ABOUT THIS EXERCISE: Among the entries that follow, find the lines containing the string "JSON" and copy them.
### EXTRACTED DATA ###
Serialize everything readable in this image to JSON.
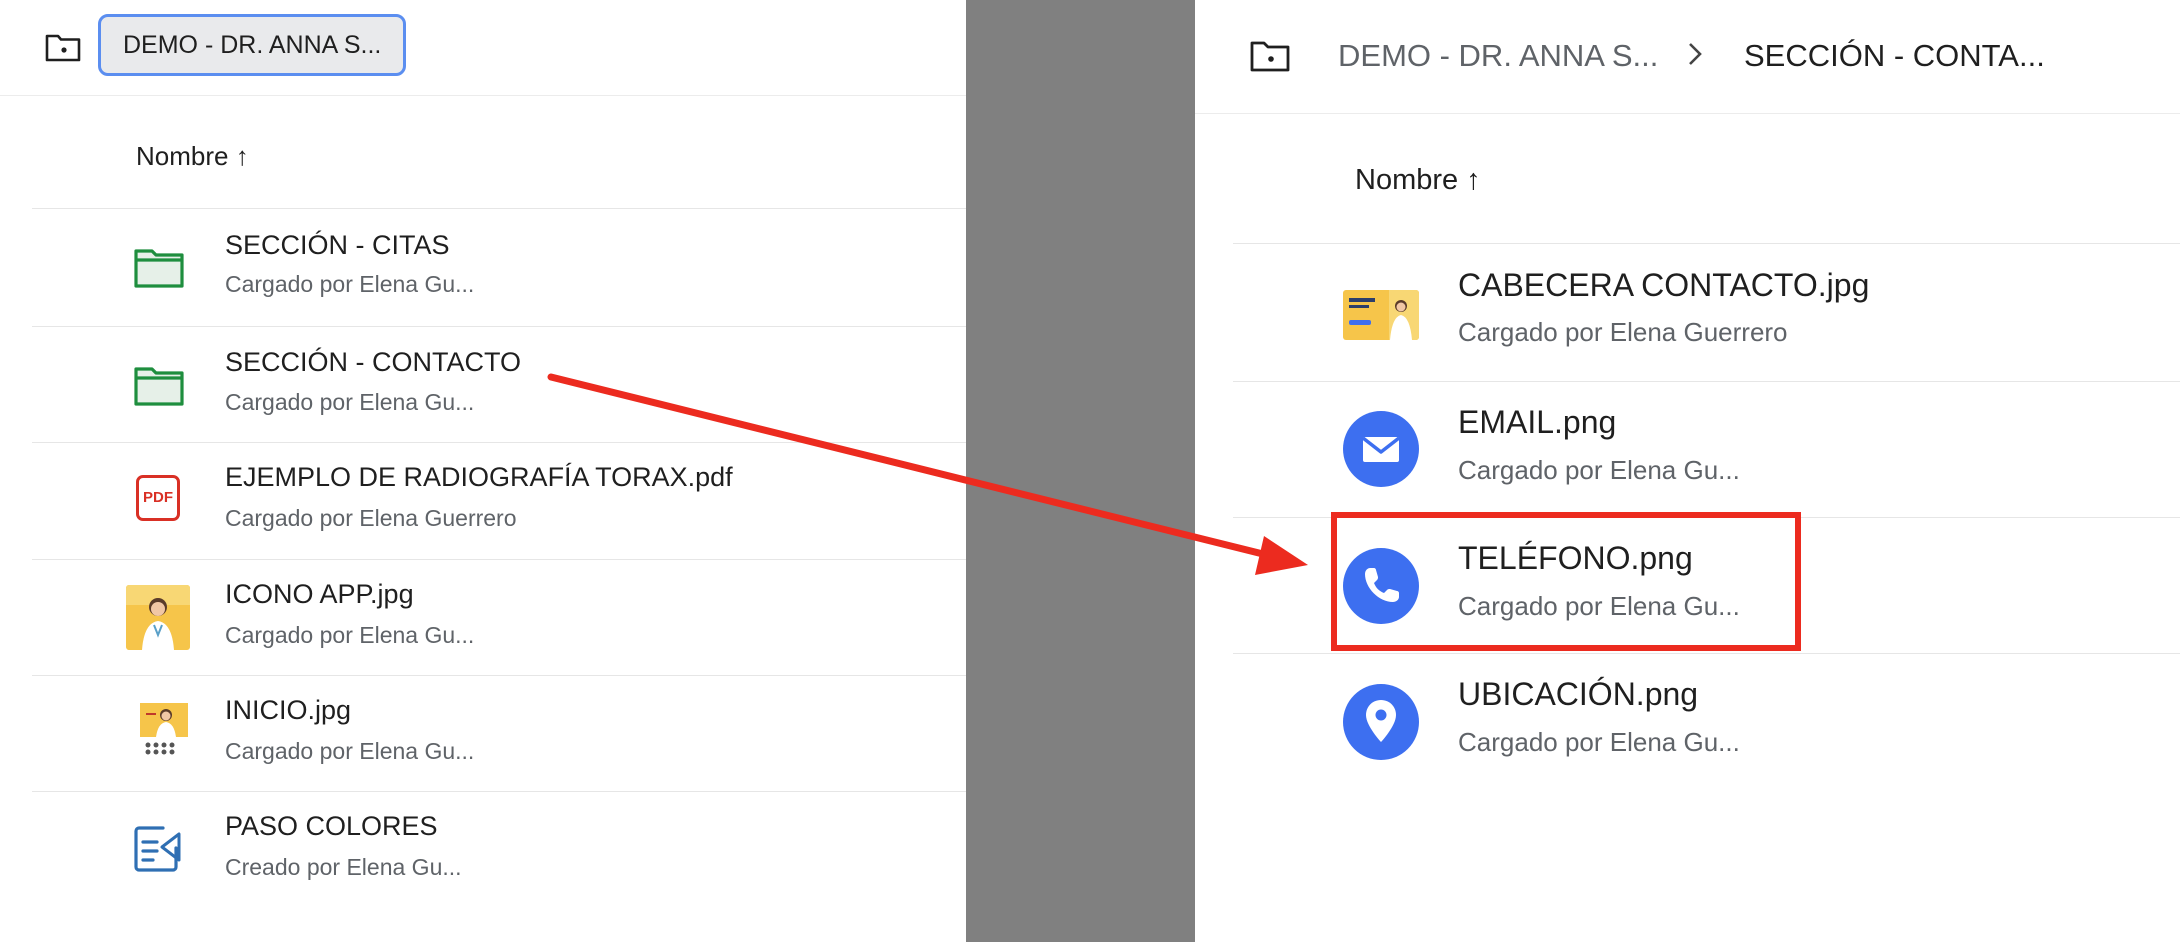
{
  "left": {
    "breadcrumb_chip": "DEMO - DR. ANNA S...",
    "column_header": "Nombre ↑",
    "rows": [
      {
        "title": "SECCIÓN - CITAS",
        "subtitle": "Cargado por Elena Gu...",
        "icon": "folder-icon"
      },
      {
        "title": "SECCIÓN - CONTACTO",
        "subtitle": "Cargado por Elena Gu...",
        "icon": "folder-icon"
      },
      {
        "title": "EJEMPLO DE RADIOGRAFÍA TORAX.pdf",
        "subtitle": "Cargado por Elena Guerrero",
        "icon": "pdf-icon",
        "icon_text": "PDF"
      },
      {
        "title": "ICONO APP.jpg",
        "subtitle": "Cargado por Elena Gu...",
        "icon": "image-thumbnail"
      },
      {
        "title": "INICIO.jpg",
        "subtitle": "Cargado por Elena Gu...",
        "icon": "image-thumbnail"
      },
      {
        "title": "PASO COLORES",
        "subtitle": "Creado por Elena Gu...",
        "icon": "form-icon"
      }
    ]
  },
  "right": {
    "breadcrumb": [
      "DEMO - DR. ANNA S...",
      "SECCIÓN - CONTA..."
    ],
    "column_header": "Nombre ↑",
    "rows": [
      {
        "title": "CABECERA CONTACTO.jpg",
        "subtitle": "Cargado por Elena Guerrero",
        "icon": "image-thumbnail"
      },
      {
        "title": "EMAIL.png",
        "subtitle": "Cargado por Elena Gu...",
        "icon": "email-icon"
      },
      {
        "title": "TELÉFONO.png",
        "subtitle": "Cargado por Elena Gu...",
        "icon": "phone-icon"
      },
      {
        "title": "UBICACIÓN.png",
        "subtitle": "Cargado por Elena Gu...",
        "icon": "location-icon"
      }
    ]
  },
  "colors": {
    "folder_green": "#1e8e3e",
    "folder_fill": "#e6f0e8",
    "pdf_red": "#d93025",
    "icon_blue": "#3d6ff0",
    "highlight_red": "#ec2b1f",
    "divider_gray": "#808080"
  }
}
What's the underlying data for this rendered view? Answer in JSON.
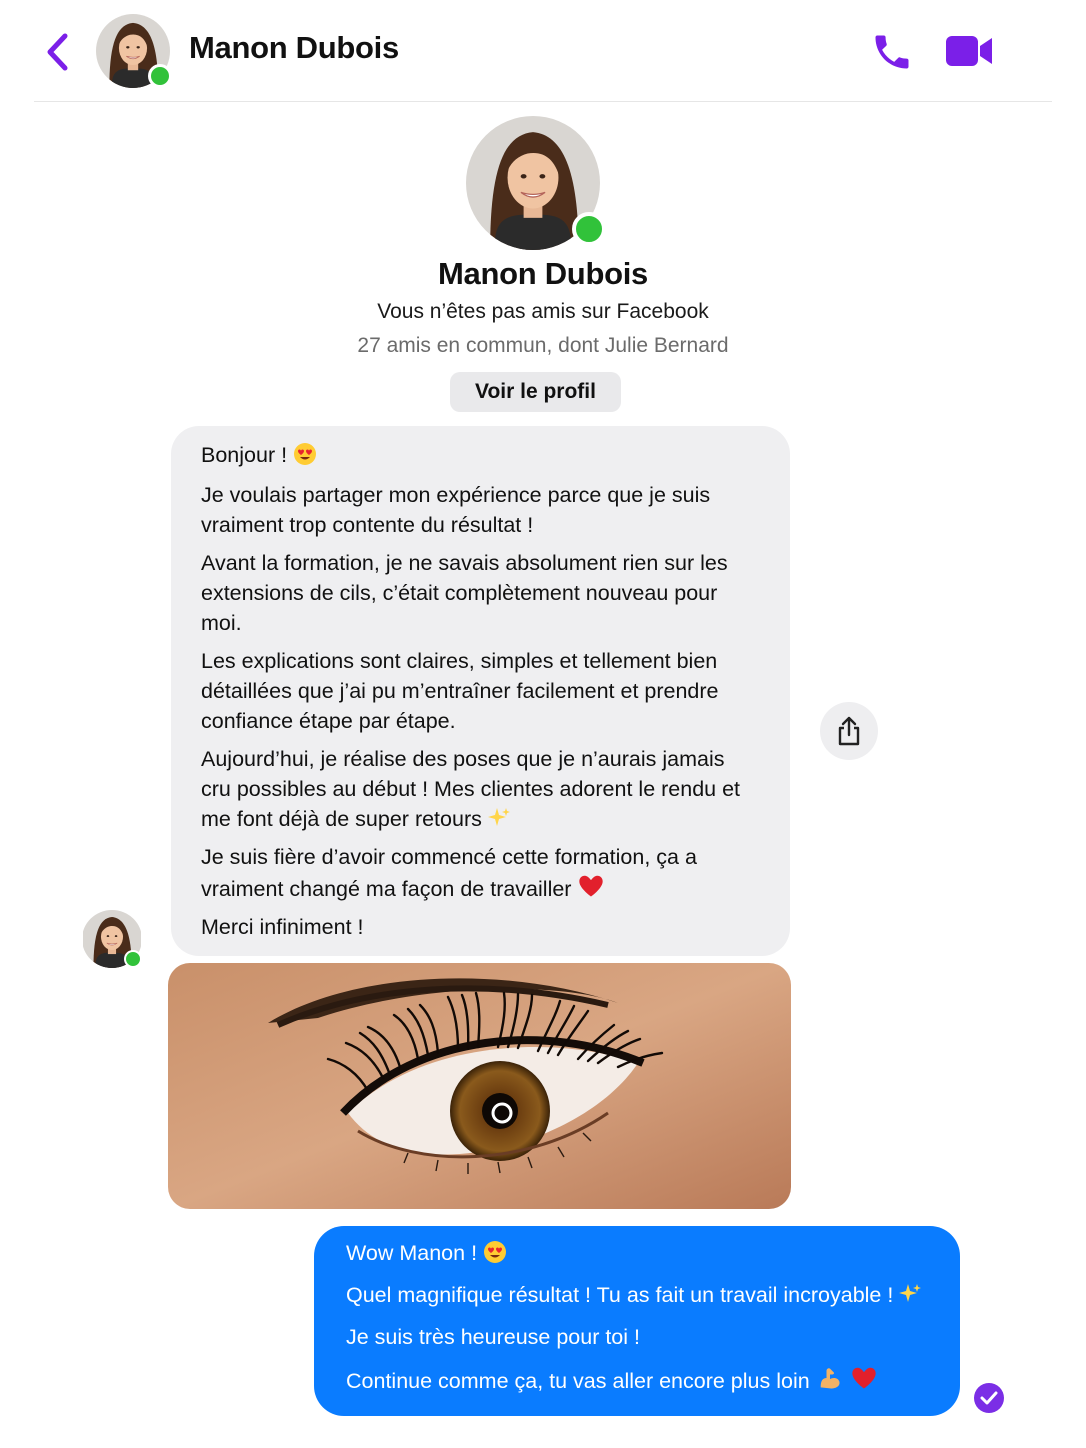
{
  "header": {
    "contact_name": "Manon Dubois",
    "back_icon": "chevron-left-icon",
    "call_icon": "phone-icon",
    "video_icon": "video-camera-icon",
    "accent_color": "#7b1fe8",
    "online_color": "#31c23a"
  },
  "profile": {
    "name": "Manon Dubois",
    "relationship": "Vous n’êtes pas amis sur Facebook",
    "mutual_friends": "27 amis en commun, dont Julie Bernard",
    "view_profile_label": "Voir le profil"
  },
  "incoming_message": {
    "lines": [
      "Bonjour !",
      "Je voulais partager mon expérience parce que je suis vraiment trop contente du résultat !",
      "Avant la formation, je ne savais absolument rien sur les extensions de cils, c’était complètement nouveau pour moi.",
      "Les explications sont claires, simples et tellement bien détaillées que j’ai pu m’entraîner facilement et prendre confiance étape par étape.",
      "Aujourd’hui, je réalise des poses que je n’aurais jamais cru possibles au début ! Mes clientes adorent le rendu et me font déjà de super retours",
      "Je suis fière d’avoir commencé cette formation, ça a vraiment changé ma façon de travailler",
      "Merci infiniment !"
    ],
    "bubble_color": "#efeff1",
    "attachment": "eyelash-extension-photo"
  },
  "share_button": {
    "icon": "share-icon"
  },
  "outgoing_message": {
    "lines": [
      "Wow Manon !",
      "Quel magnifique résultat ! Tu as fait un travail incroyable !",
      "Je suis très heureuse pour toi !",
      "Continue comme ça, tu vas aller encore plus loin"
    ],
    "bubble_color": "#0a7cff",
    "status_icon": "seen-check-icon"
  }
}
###
OUTPUT FOR THIS TASK:
Serialize everything readable in this image to JSON.
What's the underlying data for this rendered view? Answer in JSON.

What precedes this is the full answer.